WORKING DATA:
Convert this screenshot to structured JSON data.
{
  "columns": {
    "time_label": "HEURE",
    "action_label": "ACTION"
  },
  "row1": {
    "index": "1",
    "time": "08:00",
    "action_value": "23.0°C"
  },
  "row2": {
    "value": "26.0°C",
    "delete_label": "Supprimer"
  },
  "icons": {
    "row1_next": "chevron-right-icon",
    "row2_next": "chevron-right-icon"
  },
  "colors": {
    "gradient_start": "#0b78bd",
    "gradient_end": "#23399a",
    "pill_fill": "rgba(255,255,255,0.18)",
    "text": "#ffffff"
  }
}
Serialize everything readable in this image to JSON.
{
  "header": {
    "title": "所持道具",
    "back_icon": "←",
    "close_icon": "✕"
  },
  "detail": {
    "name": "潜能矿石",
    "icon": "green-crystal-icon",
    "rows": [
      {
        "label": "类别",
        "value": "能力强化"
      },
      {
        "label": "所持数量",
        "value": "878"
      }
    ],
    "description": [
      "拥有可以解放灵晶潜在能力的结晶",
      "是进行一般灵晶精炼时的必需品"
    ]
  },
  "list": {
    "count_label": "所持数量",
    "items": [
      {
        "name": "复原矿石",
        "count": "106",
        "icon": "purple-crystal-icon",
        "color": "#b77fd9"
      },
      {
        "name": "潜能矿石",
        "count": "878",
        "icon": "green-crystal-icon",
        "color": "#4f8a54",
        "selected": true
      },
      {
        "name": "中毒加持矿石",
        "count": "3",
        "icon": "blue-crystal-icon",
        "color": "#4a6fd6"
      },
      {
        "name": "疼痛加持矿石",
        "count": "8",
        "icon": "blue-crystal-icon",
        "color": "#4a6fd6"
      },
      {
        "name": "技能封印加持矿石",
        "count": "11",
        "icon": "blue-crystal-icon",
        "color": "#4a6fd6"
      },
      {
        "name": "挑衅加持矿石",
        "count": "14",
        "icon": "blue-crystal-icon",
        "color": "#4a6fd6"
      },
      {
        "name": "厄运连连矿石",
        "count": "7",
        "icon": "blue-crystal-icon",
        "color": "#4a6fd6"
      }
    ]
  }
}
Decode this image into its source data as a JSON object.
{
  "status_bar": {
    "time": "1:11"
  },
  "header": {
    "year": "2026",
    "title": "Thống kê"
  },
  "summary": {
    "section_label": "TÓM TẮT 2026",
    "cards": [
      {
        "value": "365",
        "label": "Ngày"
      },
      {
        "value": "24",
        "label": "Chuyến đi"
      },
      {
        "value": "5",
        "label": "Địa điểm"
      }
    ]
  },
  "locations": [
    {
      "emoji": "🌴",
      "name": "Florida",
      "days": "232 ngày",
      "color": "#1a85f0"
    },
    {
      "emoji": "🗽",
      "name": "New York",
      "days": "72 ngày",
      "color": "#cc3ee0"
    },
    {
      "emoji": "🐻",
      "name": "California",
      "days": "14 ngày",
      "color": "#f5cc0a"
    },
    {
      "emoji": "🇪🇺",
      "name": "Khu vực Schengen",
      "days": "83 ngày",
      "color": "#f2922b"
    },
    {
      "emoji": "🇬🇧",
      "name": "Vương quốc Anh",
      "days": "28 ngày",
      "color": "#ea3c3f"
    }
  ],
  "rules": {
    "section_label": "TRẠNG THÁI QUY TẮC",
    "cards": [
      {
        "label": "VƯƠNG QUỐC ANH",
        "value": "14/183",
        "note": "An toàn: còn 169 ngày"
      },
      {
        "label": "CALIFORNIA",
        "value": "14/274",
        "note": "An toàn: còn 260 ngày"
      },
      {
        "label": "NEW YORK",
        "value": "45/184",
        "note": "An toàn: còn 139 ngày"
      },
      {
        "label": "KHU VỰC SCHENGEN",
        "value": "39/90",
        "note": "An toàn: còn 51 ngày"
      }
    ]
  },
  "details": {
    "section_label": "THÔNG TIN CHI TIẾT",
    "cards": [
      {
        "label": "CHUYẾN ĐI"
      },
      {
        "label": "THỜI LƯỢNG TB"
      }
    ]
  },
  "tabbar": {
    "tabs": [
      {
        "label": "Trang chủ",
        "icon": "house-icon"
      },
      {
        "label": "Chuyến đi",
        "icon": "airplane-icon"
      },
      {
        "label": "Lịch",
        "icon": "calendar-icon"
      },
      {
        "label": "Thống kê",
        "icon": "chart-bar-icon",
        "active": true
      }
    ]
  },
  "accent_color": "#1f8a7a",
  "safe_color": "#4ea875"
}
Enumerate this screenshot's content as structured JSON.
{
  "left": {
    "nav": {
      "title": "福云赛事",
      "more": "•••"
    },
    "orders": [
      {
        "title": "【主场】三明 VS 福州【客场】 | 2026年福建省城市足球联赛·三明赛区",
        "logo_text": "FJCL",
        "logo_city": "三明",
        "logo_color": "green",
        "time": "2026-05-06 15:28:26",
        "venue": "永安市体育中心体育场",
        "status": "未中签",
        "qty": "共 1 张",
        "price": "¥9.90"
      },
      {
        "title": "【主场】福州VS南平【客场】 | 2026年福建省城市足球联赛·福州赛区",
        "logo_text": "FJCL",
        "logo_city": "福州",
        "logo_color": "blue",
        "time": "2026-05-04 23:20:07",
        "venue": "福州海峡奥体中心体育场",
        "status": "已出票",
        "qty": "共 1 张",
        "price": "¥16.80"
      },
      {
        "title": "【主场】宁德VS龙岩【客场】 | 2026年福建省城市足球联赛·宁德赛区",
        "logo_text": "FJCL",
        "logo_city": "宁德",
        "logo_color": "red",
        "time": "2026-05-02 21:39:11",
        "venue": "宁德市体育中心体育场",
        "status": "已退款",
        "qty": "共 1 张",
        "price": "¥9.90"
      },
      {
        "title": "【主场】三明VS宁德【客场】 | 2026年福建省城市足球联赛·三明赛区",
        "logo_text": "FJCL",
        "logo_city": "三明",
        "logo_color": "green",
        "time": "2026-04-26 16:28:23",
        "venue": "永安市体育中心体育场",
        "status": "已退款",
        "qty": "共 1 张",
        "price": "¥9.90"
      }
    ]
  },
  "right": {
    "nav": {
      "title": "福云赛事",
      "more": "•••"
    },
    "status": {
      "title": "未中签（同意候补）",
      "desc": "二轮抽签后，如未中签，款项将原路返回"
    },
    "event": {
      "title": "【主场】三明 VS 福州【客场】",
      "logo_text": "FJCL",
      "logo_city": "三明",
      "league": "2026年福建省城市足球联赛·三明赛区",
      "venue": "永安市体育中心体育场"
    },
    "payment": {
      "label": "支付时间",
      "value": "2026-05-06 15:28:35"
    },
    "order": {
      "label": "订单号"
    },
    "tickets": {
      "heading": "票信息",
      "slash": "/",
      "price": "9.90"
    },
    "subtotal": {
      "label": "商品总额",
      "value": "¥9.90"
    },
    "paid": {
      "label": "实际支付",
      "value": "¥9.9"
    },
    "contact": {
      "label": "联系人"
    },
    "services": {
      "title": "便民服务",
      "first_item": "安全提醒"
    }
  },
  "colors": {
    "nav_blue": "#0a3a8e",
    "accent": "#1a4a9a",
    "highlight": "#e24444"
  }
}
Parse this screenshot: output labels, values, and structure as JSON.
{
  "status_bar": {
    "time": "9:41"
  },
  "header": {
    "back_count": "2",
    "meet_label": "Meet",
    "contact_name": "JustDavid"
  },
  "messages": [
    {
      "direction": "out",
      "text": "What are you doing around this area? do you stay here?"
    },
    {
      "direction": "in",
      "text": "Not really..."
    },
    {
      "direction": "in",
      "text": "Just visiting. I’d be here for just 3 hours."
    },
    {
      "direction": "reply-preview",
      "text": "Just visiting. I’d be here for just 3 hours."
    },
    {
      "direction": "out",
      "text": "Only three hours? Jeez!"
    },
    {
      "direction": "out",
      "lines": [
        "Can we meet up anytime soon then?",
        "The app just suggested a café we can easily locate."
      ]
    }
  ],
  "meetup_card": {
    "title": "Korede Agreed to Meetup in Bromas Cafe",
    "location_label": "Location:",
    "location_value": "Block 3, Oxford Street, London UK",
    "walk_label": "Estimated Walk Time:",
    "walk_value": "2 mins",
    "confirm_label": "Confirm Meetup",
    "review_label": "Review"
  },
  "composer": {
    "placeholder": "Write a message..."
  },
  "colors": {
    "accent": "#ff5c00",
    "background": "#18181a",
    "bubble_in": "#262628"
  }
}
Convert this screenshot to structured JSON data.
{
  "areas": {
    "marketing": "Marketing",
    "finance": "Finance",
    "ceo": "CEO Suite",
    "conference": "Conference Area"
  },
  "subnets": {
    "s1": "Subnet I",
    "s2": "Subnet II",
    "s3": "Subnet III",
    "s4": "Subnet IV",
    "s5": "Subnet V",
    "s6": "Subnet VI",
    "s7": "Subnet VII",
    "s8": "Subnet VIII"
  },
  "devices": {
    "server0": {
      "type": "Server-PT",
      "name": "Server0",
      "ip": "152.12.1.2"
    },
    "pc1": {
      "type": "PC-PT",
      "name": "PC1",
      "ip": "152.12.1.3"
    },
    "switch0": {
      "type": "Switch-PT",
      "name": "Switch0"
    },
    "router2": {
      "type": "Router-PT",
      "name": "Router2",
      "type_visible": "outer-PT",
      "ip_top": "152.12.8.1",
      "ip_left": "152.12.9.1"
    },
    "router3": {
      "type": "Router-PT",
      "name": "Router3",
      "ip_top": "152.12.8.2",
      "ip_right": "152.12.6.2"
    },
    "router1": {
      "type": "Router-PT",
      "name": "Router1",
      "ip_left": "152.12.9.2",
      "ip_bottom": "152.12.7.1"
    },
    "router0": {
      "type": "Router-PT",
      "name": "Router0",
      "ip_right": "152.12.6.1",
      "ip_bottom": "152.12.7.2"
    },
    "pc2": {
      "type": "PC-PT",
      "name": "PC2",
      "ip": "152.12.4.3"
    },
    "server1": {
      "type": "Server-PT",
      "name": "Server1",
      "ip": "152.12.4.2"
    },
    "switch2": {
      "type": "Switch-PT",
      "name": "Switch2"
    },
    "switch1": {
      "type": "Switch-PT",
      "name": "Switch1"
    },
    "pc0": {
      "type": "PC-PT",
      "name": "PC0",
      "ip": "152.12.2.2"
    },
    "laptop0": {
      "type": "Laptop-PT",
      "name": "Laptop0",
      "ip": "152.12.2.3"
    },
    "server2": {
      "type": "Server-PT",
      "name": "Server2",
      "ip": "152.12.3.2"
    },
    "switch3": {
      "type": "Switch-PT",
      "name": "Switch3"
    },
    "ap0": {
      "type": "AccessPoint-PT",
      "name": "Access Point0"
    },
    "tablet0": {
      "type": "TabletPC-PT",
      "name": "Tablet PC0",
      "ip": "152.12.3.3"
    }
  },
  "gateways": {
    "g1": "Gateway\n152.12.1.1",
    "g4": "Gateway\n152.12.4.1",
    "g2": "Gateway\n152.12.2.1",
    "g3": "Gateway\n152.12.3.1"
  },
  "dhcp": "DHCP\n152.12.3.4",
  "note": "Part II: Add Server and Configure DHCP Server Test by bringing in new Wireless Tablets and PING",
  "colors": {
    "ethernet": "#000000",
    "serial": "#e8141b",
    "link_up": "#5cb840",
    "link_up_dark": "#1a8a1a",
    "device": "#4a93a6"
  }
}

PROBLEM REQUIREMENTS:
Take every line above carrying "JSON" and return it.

RESULT:
Convert this screenshot to structured JSON data.
Serialize everything readable in this image to JSON.
Decode this image into its source data as a JSON object.
Enumerate this screenshot's content as structured JSON.
Parse this screenshot: output labels, values, and structure as JSON.
Convert this screenshot to structured JSON data.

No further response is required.